● **Entries from a dataset of interfaces**
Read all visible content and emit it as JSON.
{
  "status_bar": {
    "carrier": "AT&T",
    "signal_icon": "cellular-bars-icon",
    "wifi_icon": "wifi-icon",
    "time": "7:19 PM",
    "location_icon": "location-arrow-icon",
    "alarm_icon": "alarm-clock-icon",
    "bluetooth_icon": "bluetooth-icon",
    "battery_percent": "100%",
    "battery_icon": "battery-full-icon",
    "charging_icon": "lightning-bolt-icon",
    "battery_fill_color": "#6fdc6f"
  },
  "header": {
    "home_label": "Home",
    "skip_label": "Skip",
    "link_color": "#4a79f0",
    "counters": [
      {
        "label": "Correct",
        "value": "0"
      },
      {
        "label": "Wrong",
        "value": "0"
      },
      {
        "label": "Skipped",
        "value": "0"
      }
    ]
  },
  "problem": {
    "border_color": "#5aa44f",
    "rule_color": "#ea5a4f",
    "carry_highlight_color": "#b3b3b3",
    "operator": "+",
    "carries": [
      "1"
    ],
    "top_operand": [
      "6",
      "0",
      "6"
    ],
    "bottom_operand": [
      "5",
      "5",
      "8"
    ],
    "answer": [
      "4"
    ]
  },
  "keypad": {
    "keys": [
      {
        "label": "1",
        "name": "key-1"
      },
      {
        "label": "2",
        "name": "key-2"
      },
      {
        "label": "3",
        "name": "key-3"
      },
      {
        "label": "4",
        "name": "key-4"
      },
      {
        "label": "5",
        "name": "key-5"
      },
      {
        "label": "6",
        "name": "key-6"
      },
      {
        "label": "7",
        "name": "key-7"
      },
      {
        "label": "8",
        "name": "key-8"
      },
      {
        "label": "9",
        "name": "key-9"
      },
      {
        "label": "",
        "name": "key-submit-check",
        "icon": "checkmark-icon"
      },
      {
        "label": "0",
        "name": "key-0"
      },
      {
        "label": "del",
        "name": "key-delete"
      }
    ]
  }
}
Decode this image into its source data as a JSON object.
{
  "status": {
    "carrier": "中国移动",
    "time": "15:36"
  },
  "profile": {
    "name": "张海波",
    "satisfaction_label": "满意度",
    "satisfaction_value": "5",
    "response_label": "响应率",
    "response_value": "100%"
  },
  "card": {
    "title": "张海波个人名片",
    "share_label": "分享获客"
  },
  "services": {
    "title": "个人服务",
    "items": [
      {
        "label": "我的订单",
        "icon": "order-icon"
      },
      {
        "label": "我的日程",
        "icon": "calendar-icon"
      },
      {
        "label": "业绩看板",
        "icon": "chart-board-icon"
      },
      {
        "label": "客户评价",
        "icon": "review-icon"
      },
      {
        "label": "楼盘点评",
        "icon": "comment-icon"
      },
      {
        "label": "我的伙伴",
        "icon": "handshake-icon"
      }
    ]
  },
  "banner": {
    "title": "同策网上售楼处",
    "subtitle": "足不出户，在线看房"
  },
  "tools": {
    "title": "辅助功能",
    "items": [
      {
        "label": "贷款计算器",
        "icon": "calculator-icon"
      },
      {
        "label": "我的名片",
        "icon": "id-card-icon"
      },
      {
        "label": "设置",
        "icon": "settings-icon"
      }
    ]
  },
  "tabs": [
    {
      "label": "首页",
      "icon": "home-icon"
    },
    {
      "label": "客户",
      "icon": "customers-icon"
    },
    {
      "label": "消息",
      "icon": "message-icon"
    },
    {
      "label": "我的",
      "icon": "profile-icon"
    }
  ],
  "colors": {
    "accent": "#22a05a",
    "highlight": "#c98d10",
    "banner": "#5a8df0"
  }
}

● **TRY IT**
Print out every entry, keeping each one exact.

● **ANSWER FOR THE TASK**
Read all visible content and emit it as JSON.
{
  "status_bar": {
    "carrier": "AT&T",
    "signal_icon": "cellular-bars-icon",
    "wifi_icon": "wifi-icon",
    "time": "7:19 PM",
    "location_icon": "location-arrow-icon",
    "alarm_icon": "alarm-clock-icon",
    "bluetooth_icon": "bluetooth-icon",
    "battery_percent": "100%",
    "battery_icon": "battery-full-icon",
    "charging_icon": "lightning-bolt-icon",
    "battery_fill_color": "#6fdc6f"
  },
  "header": {
    "home_label": "Home",
    "skip_label": "Skip",
    "link_color": "#4a79f0",
    "counters": [
      {
        "label": "Correct",
        "value": "0"
      },
      {
        "label": "Wrong",
        "value": "0"
      },
      {
        "label": "Skipped",
        "value": "0"
      }
    ]
  },
  "problem": {
    "border_color": "#5aa44f",
    "rule_color": "#ea5a4f",
    "carry_highlight_color": "#b3b3b3",
    "operator": "+",
    "carries": [
      "1"
    ],
    "top_operand": [
      "6",
      "0",
      "6"
    ],
    "bottom_operand": [
      "5",
      "5",
      "8"
    ],
    "answer": [
      "4"
    ]
  },
  "keypad": {
    "keys": [
      {
        "label": "1",
        "name": "key-1"
      },
      {
        "label": "2",
        "name": "key-2"
      },
      {
        "label": "3",
        "name": "key-3"
      },
      {
        "label": "4",
        "name": "key-4"
      },
      {
        "label": "5",
        "name": "key-5"
      },
      {
        "label": "6",
        "name": "key-6"
      },
      {
        "label": "7",
        "name": "key-7"
      },
      {
        "label": "8",
        "name": "key-8"
      },
      {
        "label": "9",
        "name": "key-9"
      },
      {
        "label": "",
        "name": "key-submit-check",
        "icon": "checkmark-icon"
      },
      {
        "label": "0",
        "name": "key-0"
      },
      {
        "label": "del",
        "name": "key-delete"
      }
    ]
  }
}
Decode this image into its source data as a JSON object.
{
  "status": {
    "carrier": "中国移动",
    "time": "15:36"
  },
  "profile": {
    "name": "张海波",
    "satisfaction_label": "满意度",
    "satisfaction_value": "5",
    "response_label": "响应率",
    "response_value": "100%"
  },
  "card": {
    "title": "张海波个人名片",
    "share_label": "分享获客"
  },
  "services": {
    "title": "个人服务",
    "items": [
      {
        "label": "我的订单",
        "icon": "order-icon"
      },
      {
        "label": "我的日程",
        "icon": "calendar-icon"
      },
      {
        "label": "业绩看板",
        "icon": "chart-board-icon"
      },
      {
        "label": "客户评价",
        "icon": "review-icon"
      },
      {
        "label": "楼盘点评",
        "icon": "comment-icon"
      },
      {
        "label": "我的伙伴",
        "icon": "handshake-icon"
      }
    ]
  },
  "banner": {
    "title": "同策网上售楼处",
    "subtitle": "足不出户，在线看房"
  },
  "tools": {
    "title": "辅助功能",
    "items": [
      {
        "label": "贷款计算器",
        "icon": "calculator-icon"
      },
      {
        "label": "我的名片",
        "icon": "id-card-icon"
      },
      {
        "label": "设置",
        "icon": "settings-icon"
      }
    ]
  },
  "tabs": [
    {
      "label": "首页",
      "icon": "home-icon"
    },
    {
      "label": "客户",
      "icon": "customers-icon"
    },
    {
      "label": "消息",
      "icon": "message-icon"
    },
    {
      "label": "我的",
      "icon": "profile-icon"
    }
  ],
  "colors": {
    "accent": "#22a05a",
    "highlight": "#c98d10",
    "banner": "#5a8df0"
  }
}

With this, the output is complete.